NOTE: some estates are small, and don’t require a handler. You may only find a Petitioner on these.
- The first part of the process is to look up names of deceased people and the personal representative or petitioners on their case.
As you pull the records, keep an eye out for spouses and parents on the contact list. Remove them whenever you can. Their relationship is closer to the deceased, and out of respect, you should leave them in peace.
Also, note the date of death. Because you are dealing with an emotional process, you may want to wait at least 90 days before contacting anyone in the family. The probate process is generally slow moving, and this allows time for emotions to settle.
- Once you have the name of the deceased and the personal representative, search your county’s property records to see if the deceased person owned a house.
If they do own property, make a note of the address. This is the “inherited” property.
- Now, look up the address and contact info for the personal representative or petitioners.
This is your main contact while the property is in probate. Again, laws and record-keeping vary among states and counties. You can usually contact the clerks at a local courthouse for direction.
The courthouse isn’t the only place to find good leads. Here are a few other good local sources:
- Obituary notices
- Probate attorneys
- Estate Sale listings
Obituary notices in the newspaper provide a very fresh source of leads. Probate attorneys are another good source to cultivate. Finally, search Craigslist and other sources for postings of estate sales.
Congratulations, you’ve just built a list of inherited leads!
It does take a lot of work, but the reward will be good, solid leads.

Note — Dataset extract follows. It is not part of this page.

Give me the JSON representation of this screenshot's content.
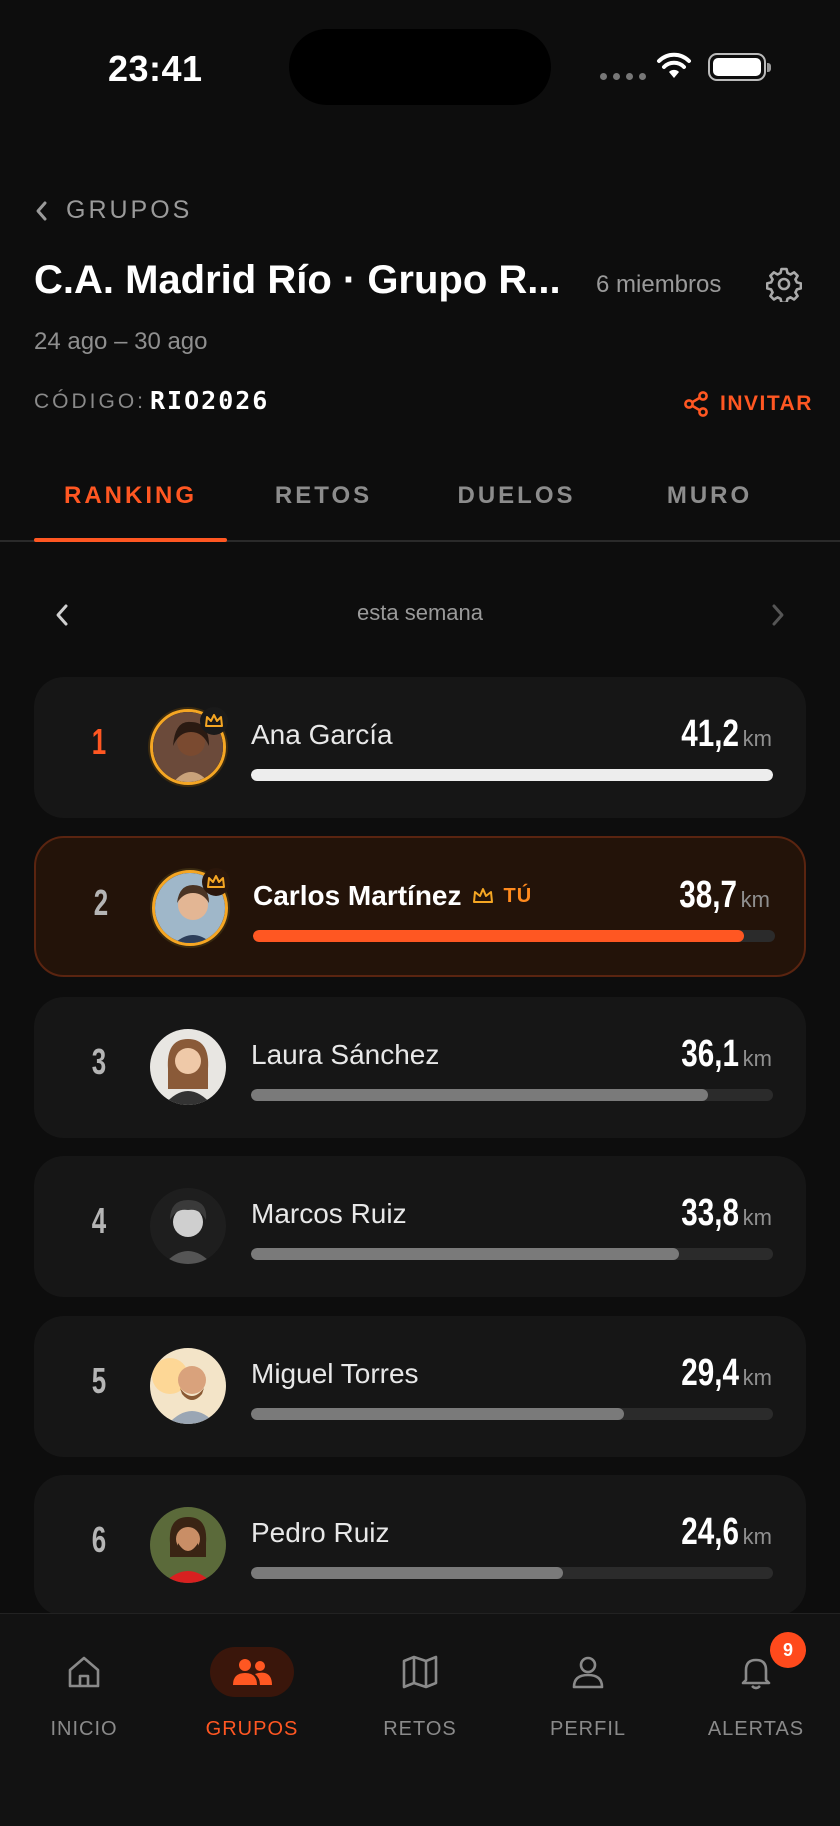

You’ll also find little to no competition because many agents won’t put in the effort.
Ok, you’ve built a list of leads. Now what?
Contact the personal representative. It’s their job to handle the estate.
Estates often hold a lot of items and belongings, but little cash money. If the estate is cash poor, they may need to liquidate assets.
That means a quick sale of the house and an excellent listing opportunity for you.
If not, it’s time to start building a relationship. Talk to them about the property. What do the heirs plan to do with the home?
If they haven’t had an appraisal, this is a good point to get them a full home valuation. This can be especially valuable to out of town heirs, who wouldn’t be familiar with the market in your area.
You may want to build an “inherited owner” care package. Share contacts of moving companies, storage options, estate auction houses, etc. This is helpful information, and you have a chance to build rapport within your network as well!
Good problem-solving skills also come in handy.
Seemingly simple things like cleaning out a home after a loved one passed away can be a big deal. Look for ways you can help lighten the load.
Remember the “junk” in this old house likely holds a lot of personal and sentimental value. Offer them options to handle or dispose of these items in a compassionate manner.
I read of an agent who won a high end inherited listing after coming up with an awesome “outside the box” idea for the sellers.
While previewing a home in probate, she noticed many personal belongings hadn’t been cleared out. She asked about their plans for moving.
It turned out family members had already taken everything they wanted. Nobody wanted the remaining items, but everything was sentimental. The children all felt bad about throwing away things that had belonged to their mother.
She suggested donating the items to charity; the family loved her idea. She arranged everything for them, and the charity handled the pickup.
Her quick thinking turned a bunch of unwanted items into a charitable contribution by the estate, worth over $12,000!
More importantly, it sealed the deal on her listing.
Chances like that don’t come every day.
But if you come prepared, and look for ways to help, you will find them. Handling a loved one’s death can be a very emotional time.
Even small things make a big impact.
One last tip on working with inherited leads: When multiple heirs are involved, try to find out who is most interested in selling. Focus on talking to them, and win them over on listing the home. In turn, THEY will sell you to their siblings!
Until next time, be smart, and work smarter!